Sheri: In his family all the kids will just call each other up and say, “Hey, why did you say this or that?” They get it out in the open if they’re upset about something. They talk about it, and then it is no big deal.
Brett: There are no hard feelings.
Sheri: At first I thought they loved conflict-you should hear them at family dinners; they all like to get in on it. It’s not like my family. I don’t think we talked about the real issues. If an issue is emotionally charged, you don’t bring it up.
Brett: Like sex. In our family, we talk about sex very openly; in her family you can’t even say the word.
Sheri: If you did, it would bring all the other conversations to a screeching halt. We just don’t talk about it.
Brett: I’ve converted her, though. Now if she has a problem, she will talk to me about it. Sometimes I still may have to pry a little bit.
Sheri: It’s getting better. I’ve learned the value of being open, and it has become easier with practice.
Preserving the Good from Your Family Background
We had grape plants in the yard of the home we lived in for 26 year and where we reared our children. Most years we’d get a good crop of both purple grapes and green grapes. It was great just standing there and eating this beautiful, sun-ripened, sweet fruit. They just pop with sweetness in your mouth! But we couldn’t eat them all and we wanted to be able to enjoy them well after harvest time. So we would juice them and preserve the juice for the winter. That way we were able to remember and enjoy the sweetness of the grapes all year long. So it is with wonderful, sweet family traditions and processes. We enjoyed them when we lived in our family home, but to enjoy them after we’ve left home, we need to make an effort to preserve them.
As you think about your parents’ marriage, the relationship you had with each of them, and how those things have affected you, and realize they did a great job preparing you for life, marriage and parenting, then the issue for you is to make sure you preserve what they gave you. Researchers have shown that parents are most successful at passing on good family values, and having their children follow them, when they do three things:
- Have the Three L’s Parenting Style of lots of Love, moderate amounts of Limits (rules), and give children Latitude to make decisions appropriate to their age and maturity. Parents who give their children the appropriate amount of latitude in controlling their lives also tend to talk and reason with their children a lot so that they understand consequences and can therefore make better decisions and understand the consequences of their actions.
The Three L’s of Successful Parenting
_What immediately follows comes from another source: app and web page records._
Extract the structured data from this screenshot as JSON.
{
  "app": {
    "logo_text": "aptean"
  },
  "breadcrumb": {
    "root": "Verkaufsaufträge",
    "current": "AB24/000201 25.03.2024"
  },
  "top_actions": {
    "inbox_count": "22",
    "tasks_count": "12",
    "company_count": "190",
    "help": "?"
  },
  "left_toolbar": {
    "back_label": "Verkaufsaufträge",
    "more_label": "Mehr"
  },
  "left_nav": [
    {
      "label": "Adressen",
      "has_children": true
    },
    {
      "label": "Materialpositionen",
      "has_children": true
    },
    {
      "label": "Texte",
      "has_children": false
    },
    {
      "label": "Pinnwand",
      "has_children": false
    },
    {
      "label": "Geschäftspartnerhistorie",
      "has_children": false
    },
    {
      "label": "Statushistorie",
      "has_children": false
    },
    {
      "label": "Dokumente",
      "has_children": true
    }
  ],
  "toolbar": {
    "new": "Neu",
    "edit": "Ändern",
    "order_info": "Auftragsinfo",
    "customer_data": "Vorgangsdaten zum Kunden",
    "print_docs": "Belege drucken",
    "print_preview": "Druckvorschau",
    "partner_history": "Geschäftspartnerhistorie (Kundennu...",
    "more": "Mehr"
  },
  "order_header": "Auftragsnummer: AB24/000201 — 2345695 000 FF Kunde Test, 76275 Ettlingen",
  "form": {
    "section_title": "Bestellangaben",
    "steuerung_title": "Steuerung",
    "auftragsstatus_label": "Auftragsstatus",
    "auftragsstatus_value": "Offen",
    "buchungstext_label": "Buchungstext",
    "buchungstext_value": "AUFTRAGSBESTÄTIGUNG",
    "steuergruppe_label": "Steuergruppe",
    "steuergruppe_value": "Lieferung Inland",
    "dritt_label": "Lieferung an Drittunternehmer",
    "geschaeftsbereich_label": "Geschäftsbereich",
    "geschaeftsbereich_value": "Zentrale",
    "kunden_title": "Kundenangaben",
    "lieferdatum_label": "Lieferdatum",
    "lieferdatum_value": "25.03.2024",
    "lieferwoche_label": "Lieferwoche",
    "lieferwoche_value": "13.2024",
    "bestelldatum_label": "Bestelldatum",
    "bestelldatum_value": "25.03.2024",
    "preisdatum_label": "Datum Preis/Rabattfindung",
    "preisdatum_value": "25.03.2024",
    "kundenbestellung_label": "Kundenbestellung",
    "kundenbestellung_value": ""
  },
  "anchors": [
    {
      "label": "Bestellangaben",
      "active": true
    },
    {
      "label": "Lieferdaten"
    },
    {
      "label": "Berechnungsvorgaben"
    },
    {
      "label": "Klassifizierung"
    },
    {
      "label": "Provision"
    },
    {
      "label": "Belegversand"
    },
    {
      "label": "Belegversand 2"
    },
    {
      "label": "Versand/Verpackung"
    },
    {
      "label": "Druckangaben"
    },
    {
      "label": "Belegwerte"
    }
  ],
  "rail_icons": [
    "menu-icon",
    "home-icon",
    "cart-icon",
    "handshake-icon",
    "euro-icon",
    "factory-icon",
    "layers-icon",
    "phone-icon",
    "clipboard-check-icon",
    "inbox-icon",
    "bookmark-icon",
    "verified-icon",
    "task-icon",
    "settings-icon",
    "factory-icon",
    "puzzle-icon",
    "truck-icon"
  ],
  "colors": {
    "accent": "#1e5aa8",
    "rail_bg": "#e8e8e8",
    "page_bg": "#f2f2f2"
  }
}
- They teach their children what is right and wrong and how to distinguish between them. These things happen in formal settings like family home evening or informal times when having fun together or just sitting and talking.
- They are good examples of what they taught. None of this “do what I say, not what I do” stuff.
If your parents did these things to the best of their ability and you have nothing from your family background that could have negative effects on your ability to form high quality romantic relationship and an eternal marriage, then you are ready for the next step— and there is a next step.
What are three family processes from your family you want to preserve that will help you be successful in dating and marriage? Look back at the list of family processes we showed you above and choose three specific examples of the things from that list or add your own. For example, if you liked the way your parents handled conflicts write down some specific ways you observed them dealing with conflict that you hope to preserve for your own marriage.
No matter how well your parents did rearing you, you have to choose how much of the good from your family you will take into your life. You have to exercise agency and choose to be like your parents and adopt their healthy family processes into your dating and marriage. Adopting them doesn’t just come automatically by osmosis.
So decide right now how you are going to bring good things from your parents’ example into your life and dating and then start doing it!
This article is one of a series. For others in the series, see: